Another American company, F.E. Myers Co., an Ohio manufacturer of industrial hoses, has agreed to pay a fine for allegedly violating U.S. anti-boycott laws.
The U.S. Commerce Department announced that it was imposing a $65,000 civil penalty on the Ashland, Ohio, company for 10 alleged violations of the Export Administration Act relating to the Arab economic boycott of Israel.
The Arab boycott has become one of the hottest Middle East topics here in the past few months.
Administration officials and members of Congress have called for its removal, calling it both anachronistic and an impediment to Middle East peace.
Both houses of Congress voted overwhelmingly last month to urge the Arab League to end the 47-year-old boycott.
But the league recently voted to retain it despite the increased pressure to end it, particularly in light of the mutual recognition accord signed by Israel and the Palestine Liberation Oganization.
The Commerce Department has been penalizing American companies allegedly complying with the boycott, which affects both Israel and companies doing business with Israel.
The department’s Office of Antiboycott Compliance said it had imposed a total of $6,805,450 in penalties for boycott infringement in fiscal year 1993.

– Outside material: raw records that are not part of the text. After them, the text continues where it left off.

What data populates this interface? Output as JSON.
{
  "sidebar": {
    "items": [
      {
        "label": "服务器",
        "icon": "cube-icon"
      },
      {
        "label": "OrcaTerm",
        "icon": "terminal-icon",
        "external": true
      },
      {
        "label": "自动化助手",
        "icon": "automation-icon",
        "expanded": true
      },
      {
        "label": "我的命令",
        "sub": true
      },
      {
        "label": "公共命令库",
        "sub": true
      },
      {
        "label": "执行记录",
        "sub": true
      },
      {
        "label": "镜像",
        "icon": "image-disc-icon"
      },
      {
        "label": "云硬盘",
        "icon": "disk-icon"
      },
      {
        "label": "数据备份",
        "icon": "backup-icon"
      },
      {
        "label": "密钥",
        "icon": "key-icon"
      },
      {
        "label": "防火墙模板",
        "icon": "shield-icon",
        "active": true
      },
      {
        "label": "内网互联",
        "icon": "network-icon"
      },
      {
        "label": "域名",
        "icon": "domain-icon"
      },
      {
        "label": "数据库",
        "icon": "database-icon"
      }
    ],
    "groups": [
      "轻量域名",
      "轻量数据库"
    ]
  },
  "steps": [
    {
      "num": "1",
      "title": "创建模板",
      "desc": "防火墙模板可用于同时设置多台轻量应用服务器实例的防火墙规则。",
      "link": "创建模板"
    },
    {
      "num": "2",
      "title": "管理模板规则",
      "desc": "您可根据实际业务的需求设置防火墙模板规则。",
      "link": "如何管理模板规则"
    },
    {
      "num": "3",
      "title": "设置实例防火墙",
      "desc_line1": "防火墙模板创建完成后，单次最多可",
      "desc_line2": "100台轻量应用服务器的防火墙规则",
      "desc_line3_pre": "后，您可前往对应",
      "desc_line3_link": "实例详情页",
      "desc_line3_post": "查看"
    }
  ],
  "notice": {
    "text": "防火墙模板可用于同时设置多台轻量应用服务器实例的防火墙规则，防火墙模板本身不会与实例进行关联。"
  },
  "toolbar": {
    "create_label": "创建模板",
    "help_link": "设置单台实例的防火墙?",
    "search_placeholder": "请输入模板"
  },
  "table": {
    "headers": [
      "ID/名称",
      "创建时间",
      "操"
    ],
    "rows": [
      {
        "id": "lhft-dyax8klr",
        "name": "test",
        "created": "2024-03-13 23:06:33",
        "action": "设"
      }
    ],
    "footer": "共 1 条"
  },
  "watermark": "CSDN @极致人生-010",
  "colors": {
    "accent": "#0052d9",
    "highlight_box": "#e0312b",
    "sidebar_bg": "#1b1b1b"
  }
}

The money was collected in 37 separate consent agreements from American companies or their overseas subsidiaries, the office said.
While the primary boycott involves direct trade with Israel, the so-called secondary and tertiary boycotts involve blacklists of companies doing business with Israel and companies doing business with those companies.
The department has alleged that F.E. Myers cooperated with Saudi Arabian requests for information on its suppliers.
F.E. Myers allegedly refused to do business with a supplier after learning the supplier was blacklisted.
In addition, Myers allegedly provided prohibited information about other peoples’ business dealings relating to the boycott.
F.E. Myers agreed to pay the penalty but neither admitted nor denied having violated the law.